ANP Chairman Aye Maung, whose party represents the Buddhist Arakanese community in western Burma, said the decision was important to ensure that the political process in the country remained under control of those with full citizenship rights.
“We need to protect our ethnic rights to participate in politics. I am worried about those who are not citizens of Burma influencing power in the country,” he told The Irrawaddy.
“Those who run political parties in the future have to have citizenship. Those who hold white cards [temporary cards] should apply for citizenship,” said Aye Maung. He added that his party would soon ask Parliament to also remove the voting rights of those with temporary citizenship.
The current 2008 Constitution, written by the former military regime, allows people to form political parties, run for office and vote in elections if they possess a temporary citizenship cards, also called “white cards.”
Burma’s former military government issued white cards to many of the Rohingya population in northern Arakan State’s Maungdaw and Buthidaung townships. Even though the government maintains the approximately 1-million strong minority are not Burmese citizens and officially refers to them as “Bengalis” to suggest they are illegal immigrants from Bangladesh.

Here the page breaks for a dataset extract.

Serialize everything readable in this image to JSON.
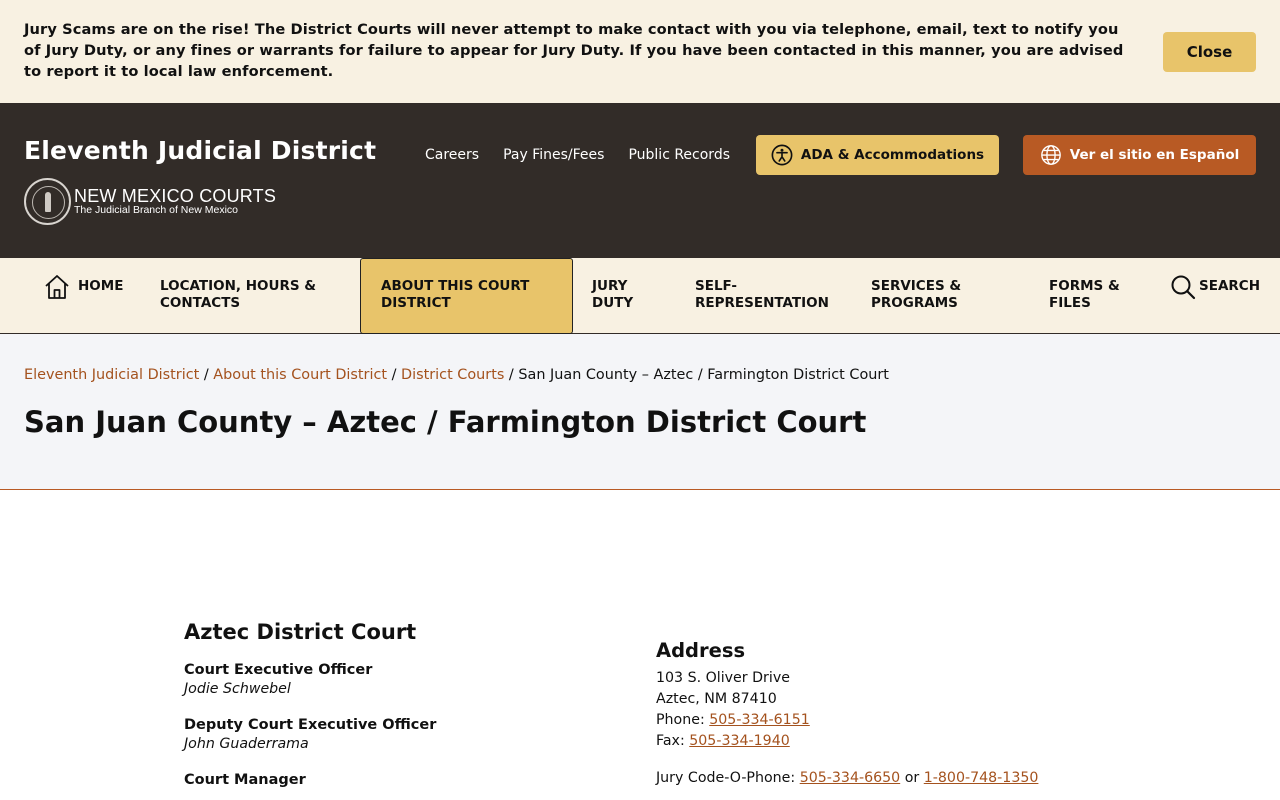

The cards were issued to the Muslim group so that they could vote in support of a constitutional referendum in 2008, as well as for the Union Solidarity and Development Party (USDP) in the national elections in 2010.
Recent reports in local media quoted the parliamentary bill committee information as saying that there are 850,000 white card holders in Burma.
Several USDP lawmakers in Parliament come from Muslim-majority constituencies in northern Arakan State. Despite this situation, the USDP-dominated Upper House did not stop the amendment from being passed on Tuesday.
All Mon Region Democracy Party MP Nai Banyar Aung Moe told The Irrawaddy that he had supported excluding white card holders from forming parties. “It’s very important to have this law, so that Chinese, Muslims and [Burmese] with English nationality who come from other countries cannot have influence and power,” he said.
Abu Tahay, A Rohingya leader and chairman of the Union Nationals Development Party, an organization from Buthidaung Township that the government has declined to recognize, said the new measure would pose problems for Rohingyas seeking exercise their political rights.
Abu Tahay said he could agree with the new amendment if Rohingyas would be given opportunities to obtain citizenship, adding, however, that this was nearly impossible. “People need to have full documents to become citizenship … [but] many of our people do not have full documents for many reasons,” he said.
The Rohingya in northern Arakan have faced widespread discrimination and human rights abuses at the hands of authorities and security forces in recent decades.
In 2012, violence flared up between Arakanese Buddhists and Rohingya Muslims in the state. About 150,000 people were displaced and about 200 killed in communal violence in June and October 2012.